House Republican leaders on Thursday made it clear that their chamber will proceed with an immigration overhaul on its own terms.
With the Senate set to consider its tenuously negotiated immigration rewrite as early as the first week of June, the top four House Republicans — Speaker John A. Boehner of Ohio, Majority Leader Eric Cantor of Virginia, Majority Whip Kevin McCarthy of California and Republican Conference Chairwoman Cathy McMorris Rodgers of Washington — issued a joint statement Thursday that was co-signed by House Judiciary Chairman Robert W. Goodlatte of Virginia.
The statement appeared to be an effort to tamp down the widely held notion in the Senate that passage of that chamber’s bill would put inordinate pressure on the House to take it up and approve it.
“While we applaud the progress made by our Senate colleagues, there are numerous ways in which the House will approach the issue differently,” they leaders said. “The House remains committed to fixing our broken immigration system, but we will not simply take up and accept the bill that is emerging in the Senate if it passes.
“Rather, through regular order, the House will work its will and produce its own legislation,” they continued, adding that each chamber should “engage in a robust debate and amendment process.”
“Our nation’s immigration processes, border security, and enforcement mechanisms remain dysfunctional [and] the House goal is enactment of legislation that actually solves these problems,” they concluded.
But while the Senate managed in a days-long markup to advance its immigration bill, the House still appears to be struggling to settle on a strategy.

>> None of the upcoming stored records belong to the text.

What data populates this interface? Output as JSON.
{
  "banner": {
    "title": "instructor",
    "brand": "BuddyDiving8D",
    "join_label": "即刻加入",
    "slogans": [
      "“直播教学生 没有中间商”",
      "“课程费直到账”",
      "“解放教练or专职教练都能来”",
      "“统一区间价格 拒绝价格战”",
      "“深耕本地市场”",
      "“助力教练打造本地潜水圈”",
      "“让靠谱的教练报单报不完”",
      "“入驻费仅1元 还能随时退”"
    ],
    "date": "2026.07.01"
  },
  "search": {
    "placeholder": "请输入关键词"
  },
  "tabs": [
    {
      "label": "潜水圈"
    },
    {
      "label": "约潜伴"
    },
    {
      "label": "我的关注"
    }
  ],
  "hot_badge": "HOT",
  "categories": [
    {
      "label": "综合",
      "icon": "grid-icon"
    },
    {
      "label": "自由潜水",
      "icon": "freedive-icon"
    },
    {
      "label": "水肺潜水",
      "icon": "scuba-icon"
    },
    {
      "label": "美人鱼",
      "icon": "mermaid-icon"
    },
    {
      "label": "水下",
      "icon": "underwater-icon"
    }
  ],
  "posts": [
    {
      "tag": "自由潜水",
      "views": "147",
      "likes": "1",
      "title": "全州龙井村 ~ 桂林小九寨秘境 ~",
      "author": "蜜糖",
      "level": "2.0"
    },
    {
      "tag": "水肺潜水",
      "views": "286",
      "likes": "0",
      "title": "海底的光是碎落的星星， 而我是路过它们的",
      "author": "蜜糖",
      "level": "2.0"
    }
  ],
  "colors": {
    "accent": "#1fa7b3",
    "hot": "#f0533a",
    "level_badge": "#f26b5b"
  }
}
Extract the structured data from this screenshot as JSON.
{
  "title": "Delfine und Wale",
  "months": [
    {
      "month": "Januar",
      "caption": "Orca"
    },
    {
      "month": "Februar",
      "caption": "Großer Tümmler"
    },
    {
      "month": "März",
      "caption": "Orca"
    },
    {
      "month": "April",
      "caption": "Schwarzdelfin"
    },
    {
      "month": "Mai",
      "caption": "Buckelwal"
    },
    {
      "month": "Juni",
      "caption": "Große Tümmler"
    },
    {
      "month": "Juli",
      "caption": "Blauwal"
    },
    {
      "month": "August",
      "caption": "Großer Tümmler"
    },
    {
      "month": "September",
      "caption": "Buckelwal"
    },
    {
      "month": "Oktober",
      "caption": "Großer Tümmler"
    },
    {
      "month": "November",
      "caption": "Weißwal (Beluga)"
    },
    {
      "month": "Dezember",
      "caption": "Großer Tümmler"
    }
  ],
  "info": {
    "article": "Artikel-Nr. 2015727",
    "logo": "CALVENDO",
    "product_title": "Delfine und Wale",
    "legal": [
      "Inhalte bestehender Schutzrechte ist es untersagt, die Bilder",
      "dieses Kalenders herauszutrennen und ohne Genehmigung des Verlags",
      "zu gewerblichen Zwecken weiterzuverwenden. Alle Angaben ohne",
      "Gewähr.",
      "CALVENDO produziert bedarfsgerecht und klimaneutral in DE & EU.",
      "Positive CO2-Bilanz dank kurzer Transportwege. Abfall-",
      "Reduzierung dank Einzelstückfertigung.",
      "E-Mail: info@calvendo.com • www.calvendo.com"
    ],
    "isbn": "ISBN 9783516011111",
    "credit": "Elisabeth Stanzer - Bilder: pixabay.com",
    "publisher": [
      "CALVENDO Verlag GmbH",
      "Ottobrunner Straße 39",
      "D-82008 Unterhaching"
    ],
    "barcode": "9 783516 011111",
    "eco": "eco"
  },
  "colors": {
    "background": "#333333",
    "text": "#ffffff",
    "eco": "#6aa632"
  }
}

A bipartisan group of House members, mirroring the Senate’s “gang of eight,” has been meeting consistently over the past several weeks to craft a broad-sweeping overhaul measure. But on Thursday, as members prepared to leave town for the recess, it seemed unlikely they would meet their self-imposed deadline to work out an agreement before Republicans strike out on their own, Idaho Republican Rep. Raúl R. Labrador suggested. Labrador has been a key negotiator in that group.
Meanwhile, some Republican lawmakers have embraced a piecemeal approach to immigration policy changes, which they say yields a better chance of success than a huge bill where a single unpopular provision could bring the whole thing crashing down.
“I think everyone, if they really think about it, supports [this approach],” said Rep. Darrell Issa, R-Calif., who, as chairman of the Oversight and Government Reform Committee and a member of the Judiciary Committee, joined Goodlatte on Thursday in introducing legislation to improve high-skilled immigration programs. “You shouldn’t have a bad item traded for another item in another part of the bill.”